What I Learned

This chapter in the story about the Trojan War tells of how Achilles becomes fed up with Agamemnon’s treatment of the situation when his girlfriend, Chryseis must return home.

The story starts as Agamemnon, the king of kings of the Greeks, kidnaps Chryseis, the daughter of the priest of Apollo, and takes her as his sex object.

All of the Greeks ask him to return her because he has angered Apollo. He refuses, and also refuses a large ransom for her return. In return, a plague is unleashed upon the Greek soldiers.

The prophet Calchas tells Agamemnon to send her back, but he is not happy. Achilles tells him off for being such a fool. This angers Agamemnon more. He decides that he will send Chryseis back in return for Achilles’ own sex object Briseis.

Achilles, in his anger, prepares to attack Agamemnon, but Athena talks him out of it. Instead, Achilles pleads to his mother, who pleads with Zeus to punish the Greeks.

Zeus, much to the anger of his wife, arranges for the Greeks to make an advance towards Troy which proved very costly for them.

Personal Response

All of the classic stories seem to involve politics between rulers and/or the gods, which happen to have a little fighting or adventure thrown in for good measure.

Homer seems to write a lot of fluff about some topics, meaning he actually covers very little. His style is to write with a lot of adjectives and clauses about certain events or speeches. Thus, Homer writes many pages with something which he could cover in one using modern writing styles. However, he does this at the expense of telling about more adventures or providing blow-by-blow accounts of battles.

This tale might be a reflection of the Greek’s problems with bad rulers. Agamemnon ignores the gods, all his men, his fellow kings, just to keep a girl. He takes the largest spoils and steal’s his solders mistresses. He is pompous and arrogant, and doesn’t care about anyone. I wonder who this could represent in real life.

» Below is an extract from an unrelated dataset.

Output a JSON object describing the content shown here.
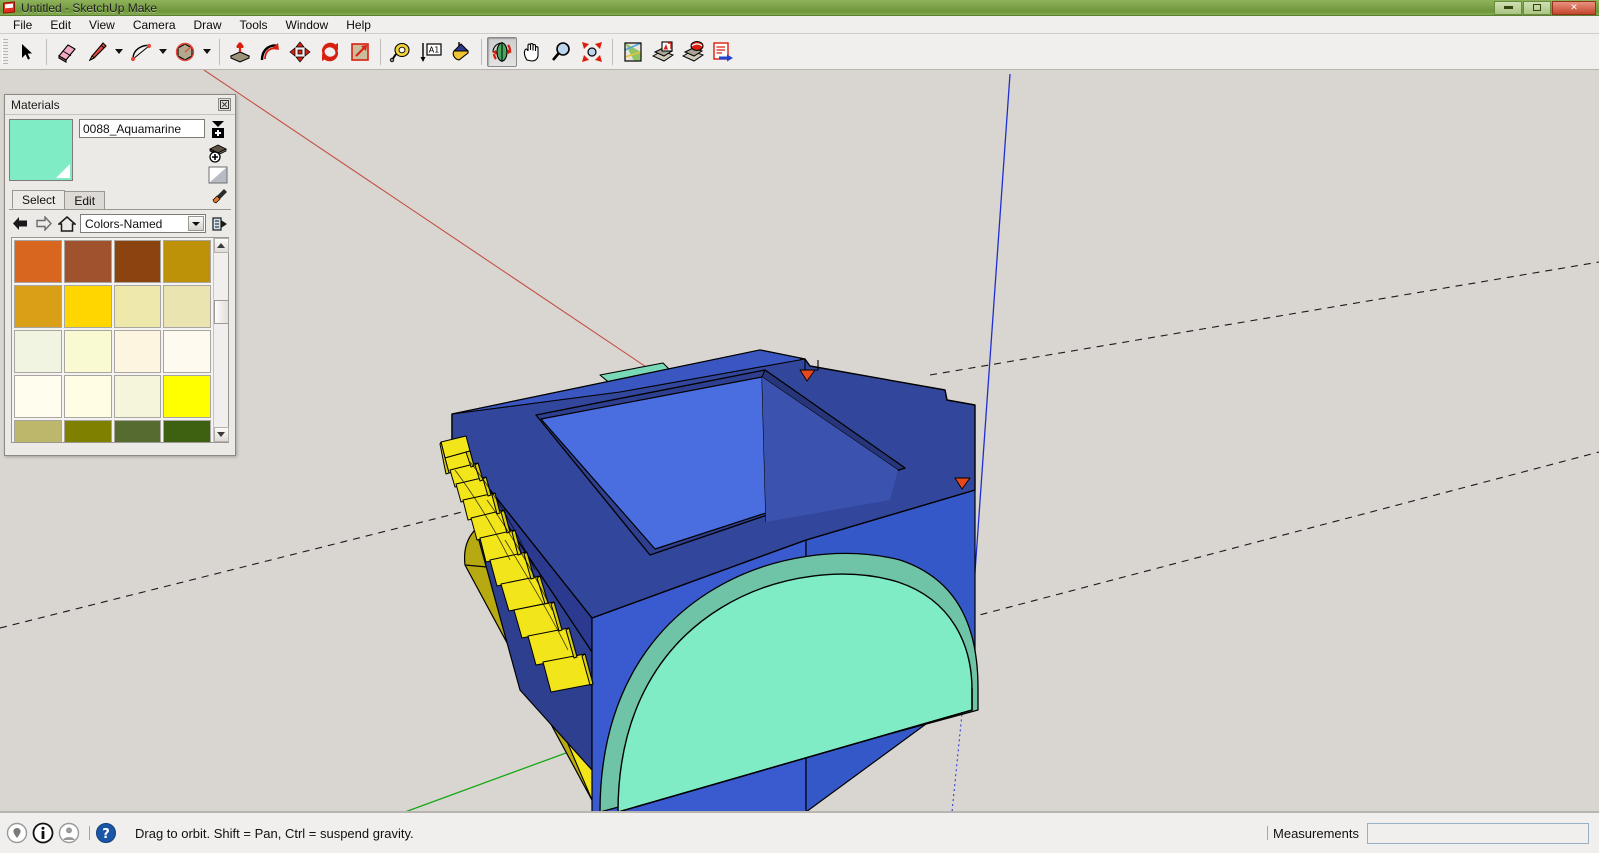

Why does Agamemnon need to have Briseis? Wouldn’t any other teen girl work as well? Was he trying to punish or show his dominance over Achilles?

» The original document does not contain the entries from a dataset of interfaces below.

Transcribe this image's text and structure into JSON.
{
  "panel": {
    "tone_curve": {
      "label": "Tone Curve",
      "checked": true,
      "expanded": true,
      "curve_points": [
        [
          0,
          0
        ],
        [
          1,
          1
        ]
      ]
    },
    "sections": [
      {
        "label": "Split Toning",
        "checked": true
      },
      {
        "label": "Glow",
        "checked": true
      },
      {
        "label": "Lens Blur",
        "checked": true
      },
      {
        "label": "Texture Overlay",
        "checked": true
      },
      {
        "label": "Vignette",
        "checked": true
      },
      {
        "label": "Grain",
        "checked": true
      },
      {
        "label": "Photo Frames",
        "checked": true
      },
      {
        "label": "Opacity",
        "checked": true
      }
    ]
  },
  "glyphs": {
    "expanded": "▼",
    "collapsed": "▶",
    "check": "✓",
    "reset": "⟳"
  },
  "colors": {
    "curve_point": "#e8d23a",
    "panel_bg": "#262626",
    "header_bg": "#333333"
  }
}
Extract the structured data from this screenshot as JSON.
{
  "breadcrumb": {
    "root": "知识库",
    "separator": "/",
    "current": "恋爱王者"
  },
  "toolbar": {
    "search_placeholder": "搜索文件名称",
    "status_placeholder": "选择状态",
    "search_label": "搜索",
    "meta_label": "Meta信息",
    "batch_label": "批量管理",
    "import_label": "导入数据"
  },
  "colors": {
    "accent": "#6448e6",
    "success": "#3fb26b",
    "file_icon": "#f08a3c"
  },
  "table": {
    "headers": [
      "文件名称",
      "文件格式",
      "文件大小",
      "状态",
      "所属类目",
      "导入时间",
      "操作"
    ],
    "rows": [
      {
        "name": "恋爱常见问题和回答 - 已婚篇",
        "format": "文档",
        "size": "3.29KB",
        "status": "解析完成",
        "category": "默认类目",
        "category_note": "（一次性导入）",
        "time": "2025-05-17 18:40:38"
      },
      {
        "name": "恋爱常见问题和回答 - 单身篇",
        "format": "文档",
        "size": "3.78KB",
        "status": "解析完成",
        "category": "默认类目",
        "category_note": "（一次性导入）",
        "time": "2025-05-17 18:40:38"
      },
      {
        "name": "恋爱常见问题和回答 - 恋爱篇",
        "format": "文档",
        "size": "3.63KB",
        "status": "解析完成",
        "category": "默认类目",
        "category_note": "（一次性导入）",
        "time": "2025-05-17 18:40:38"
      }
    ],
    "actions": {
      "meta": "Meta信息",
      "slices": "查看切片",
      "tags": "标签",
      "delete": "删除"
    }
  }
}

Overall, I think Achilles and Agamemnon were too attached to their women, and were willing to sacrifice anybody/anything for it. Don’t forget that the whole war was caused over Helen. Isn’t there more then enough beauty to go around?